Body condition scoring can be a useful tool for horse owners. It can be used to make sure a horse is ready for the winter, the breeding season, or any other time when it is likely to burn calories rapidly.
The scoring system for horses uses a nine-point scale:
- Poor. Obviously extremely emaciated. Bone structures prominent, no fat anywhere on the body. This horse is near death.
- Very thin. Obviously emaciated. Hips, pelvis, and tailhead prominent. Neck, shoulder, and wither bones faintly visible. Some flesh over spine and ribs, but not enough to hide the bones. This horse is in poor health.
- Thin. Neck, withers, and shoulders accentuated. Slight fat cover over ribs, but the bones are still visible. Spine and tailhead prominent, but individual vertebrae are not visible. Hip joints rounded but still visible.

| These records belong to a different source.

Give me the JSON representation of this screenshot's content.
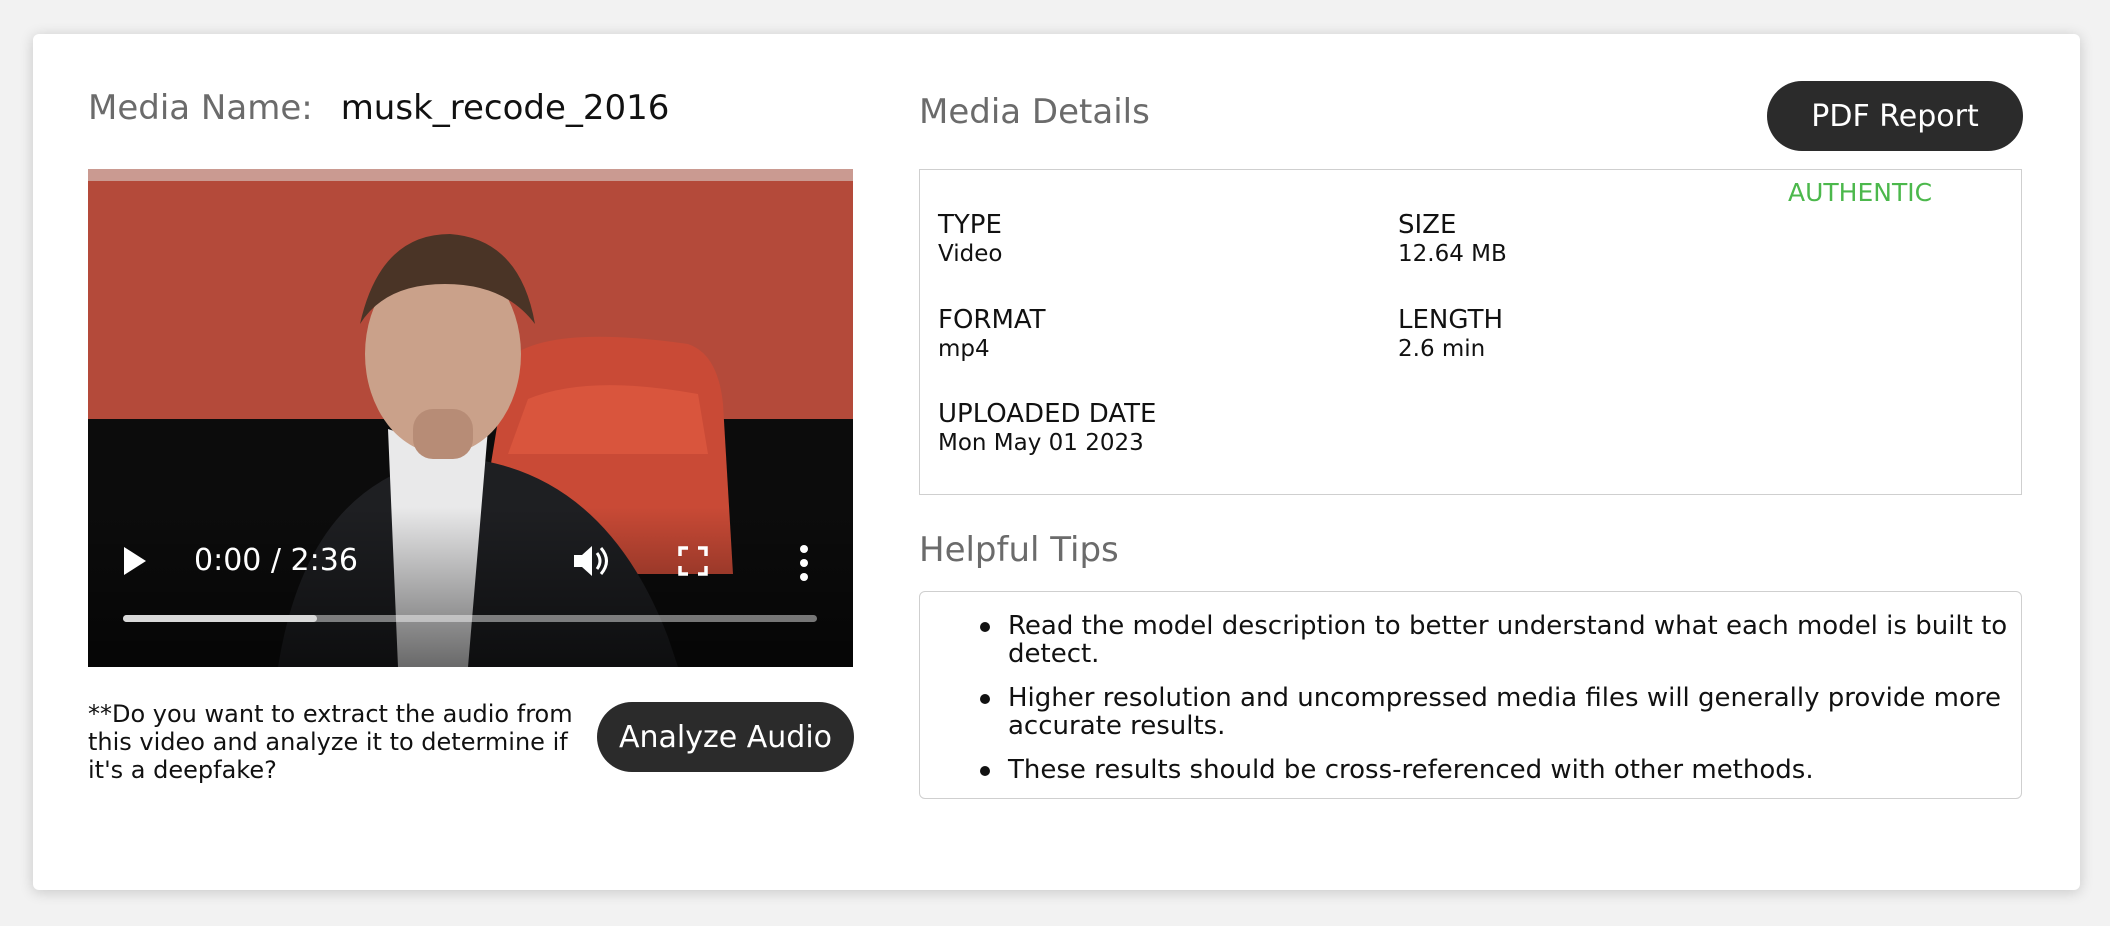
{
  "media": {
    "name_label": "Media Name:",
    "name_value": "musk_recode_2016"
  },
  "video": {
    "time": "0:00 / 2:36",
    "progress_fraction": 0.28
  },
  "audio": {
    "question": "**Do you want to extract the audio from this video and analyze it to determine if it's a deepfake?",
    "analyze_label": "Analyze Audio"
  },
  "details": {
    "title": "Media Details",
    "pdf_label": "PDF Report",
    "verdict": "AUTHENTIC",
    "verdict_color": "#4cb84c",
    "type_label": "TYPE",
    "type_value": "Video",
    "size_label": "SIZE",
    "size_value": "12.64 MB",
    "format_label": "FORMAT",
    "format_value": "mp4",
    "length_label": "LENGTH",
    "length_value": "2.6 min",
    "uploaded_label": "UPLOADED DATE",
    "uploaded_value": "Mon May 01 2023"
  },
  "tips": {
    "title": "Helpful Tips",
    "items": [
      "Read the model description to better understand what each model is built to detect.",
      "Higher resolution and uncompressed media files will generally provide more accurate results.",
      "These results should be cross-referenced with other methods."
    ]
  },
  "icons": {
    "play": "play-icon",
    "volume": "volume-icon",
    "fullscreen": "fullscreen-icon",
    "more": "more-vertical-icon"
  }
}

- Moderately thin. Faint outline of ribs visible. Slight ridge down back. Hip joints not visible. Some fat can be felt around tailhead.
- Moderate. Neck and shoulders blend smoothly into the body. Withers rounded. Back flat and level. Ribs cannot be seen but are easily felt. Tailhead feels spongy.
- Moderately fleshy. Some fat deposits on the sides of the neck, the sides of the withers, and behind the shoulders. Slight crease down back. Spongy fat cover on ribs and tailhead.
- Fleshy. Spongy fat all over body. Crested neck, crease down back, noticeable filling of fat between the ribs.
- Fat. Thick neck. Area along withers filled in with fat. No distinction between shoulder and girth. Ribs hard to feel. Fat deposits on inner thighs. Tailhead very soft. This horse is at risk for health problems.
- Extremely fat. Obviously obese. Bulging fat on neck, shoulders, withers, and tailhead. Patchy fat on ribs. Obvious crease on back. Flanks entirely filled in. Inner thighs may rub together. This horse is at risk for health problems.
A horse that regularly competes in some of the more rigorous performance sports may be considered at an ideal weight if his body condition score is between 4 and 5. However, he will require careful management to ensure that he does not drop below this level.
A horse with no special energy demands can be maintained between 5 and 6.
Both mares and stallions draw heavily on their energy reserves during the breeding season and will need higher body condition scores. A BCS between 6 and 7 is ideal coming into the breeding season. By the end of the season, they will probably score between 5 and 6.
Similarly, horses that are kept on pasture year-round should start the winter with a BCS between 6 and 7 so that in spring they will still have a healthy condition score between 5 and 6. This should be no problem for a low-maintenance, easy-keeping breed.
Body Condition Scoring System Benefits for Horses and Owners
Handy 4-page download from Mississippi State University Extension, complete with color photos.